  Like de Mohrenschildt, Gregory was a Russian expat in the petroleum biz. He was originally from Siberia, and taught Russian one night a week at the Fort Worth Library. Lee discovered this and called for an appointment to ask if he, Lee, could possibly get work as a translator. Gregory gave him a test and found his Russian "passable." What Gregory was really interested in--what all the expats were interested in, Lee must have felt--was the former Marina Prusakova, a young girl from Minsk who had somehow managed to escape the clutches of the Russian bear only to wind up in those of an American boor.

  Lee didn't get the job; Gregory hired Marina instead--to give his son Paul Russian lessons. It was money the Oswalds desperately needed. It was also something else for Lee to resent. She was tutoring a rich kid twice a week while he was stuck putting together screen doors.

  The morning I observed Marina smoking on the porch, Paul Gregory, good-looking and about Marina's age, pulled up in a brand-new Buick. He knocked, and Marina--wearing heavy makeup that made me think of Bobbi Jill--opened the door. Either mindful of Lee's possessiveness or because of rules of propriety she had learned back home, she gave him his lesson on the porch. It lasted an hour and a half. June lay between them on her blanket, and when she cried, the two of them took turns holding her. It was a nice little scene, although Mr. Oswald would probably not have thought so.
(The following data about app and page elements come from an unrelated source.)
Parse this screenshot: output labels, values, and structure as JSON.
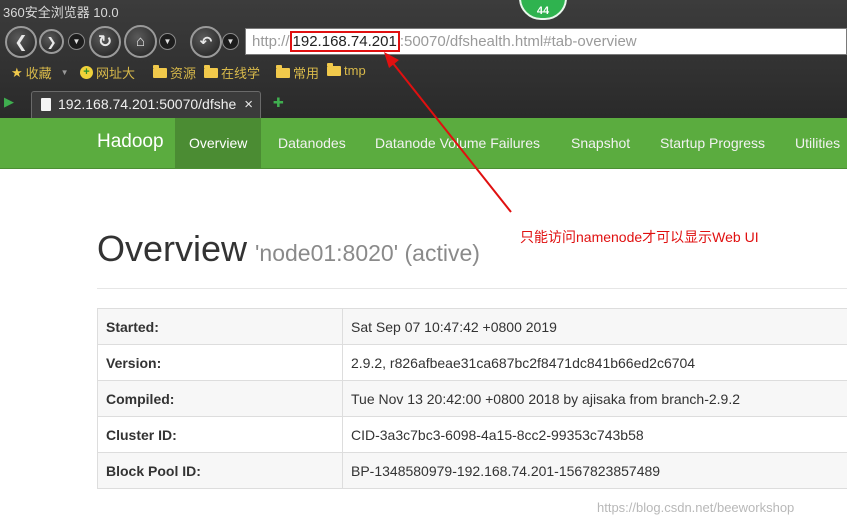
{
  "browser": {
    "title": "360安全浏览器 10.0",
    "badge_count": "44",
    "address": {
      "prefix": "http://",
      "host": "192.168.74.201",
      "rest": ":50070/dfshealth.html#tab-overview"
    },
    "bookmarks": [
      "收藏",
      "网址大",
      "资源",
      "在线学",
      "常用",
      "tmp"
    ],
    "tab": {
      "title": "192.168.74.201:50070/dfshe",
      "close": "×"
    }
  },
  "hadoop_nav": {
    "brand": "Hadoop",
    "items": [
      "Overview",
      "Datanodes",
      "Datanode Volume Failures",
      "Snapshot",
      "Startup Progress",
      "Utilities"
    ]
  },
  "overview": {
    "title": "Overview",
    "subtitle": "'node01:8020' (active)",
    "rows": [
      {
        "label": "Started:",
        "value": "Sat Sep 07 10:47:42 +0800 2019"
      },
      {
        "label": "Version:",
        "value": "2.9.2, r826afbeae31ca687bc2f8471dc841b66ed2c6704"
      },
      {
        "label": "Compiled:",
        "value": "Tue Nov 13 20:42:00 +0800 2018 by ajisaka from branch-2.9.2"
      },
      {
        "label": "Cluster ID:",
        "value": "CID-3a3c7bc3-6098-4a15-8cc2-99353c743b58"
      },
      {
        "label": "Block Pool ID:",
        "value": "BP-1348580979-192.168.74.201-1567823857489"
      }
    ]
  },
  "annotation": "只能访问namenode才可以显示Web UI",
  "watermark": "https://blog.csdn.net/beeworkshop",
  "colors": {
    "nav_green": "#5bac3f",
    "nav_active": "#4b8c33",
    "annotation_red": "#e01010"
  }
}
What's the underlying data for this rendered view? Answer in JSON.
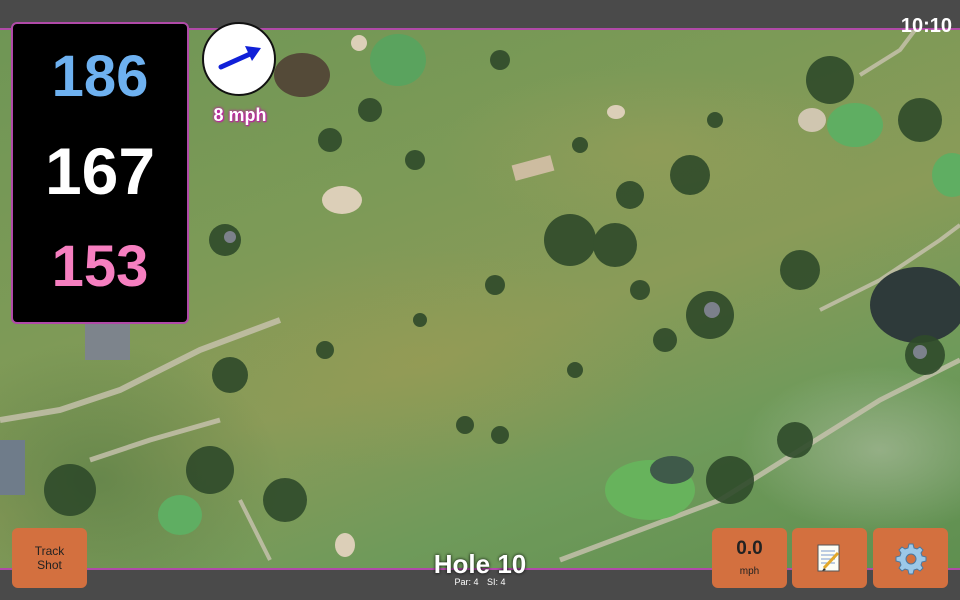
{
  "status_bar": {
    "clock": "10:10"
  },
  "distances": {
    "back": "186",
    "middle": "167",
    "front": "153"
  },
  "wind": {
    "speed": "8 mph",
    "direction": "east-northeast"
  },
  "buttons": {
    "track_shot_line1": "Track",
    "track_shot_line2": "Shot",
    "speed_value": "0.0",
    "speed_unit": "mph",
    "notes_icon": "notepad-icon",
    "settings_icon": "gear-icon"
  },
  "hole": {
    "title": "Hole 10",
    "par": "Par: 4",
    "si": "SI: 4"
  },
  "colors": {
    "back": "#6eb1f0",
    "middle": "#ffffff",
    "front": "#f67fc0",
    "button": "#d3703f",
    "accent": "#b04aa8"
  }
}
  Around noon, Paul's father pulled up behind the Buick. There were two men and two women with him. They brought groceries. The elder Gregory hugged his son, then kissed Marina on the cheek (the one that wasn't swollen). There was a lot of talk in Russian. The younger Gregory was lost, but Marina was found: she lit up like a neon sign. She invited them in. Soon they were sitting in the living room, drinking iced tea and talking. Marina's hands flew like excited birds. June went from hand to hand and lap to lap.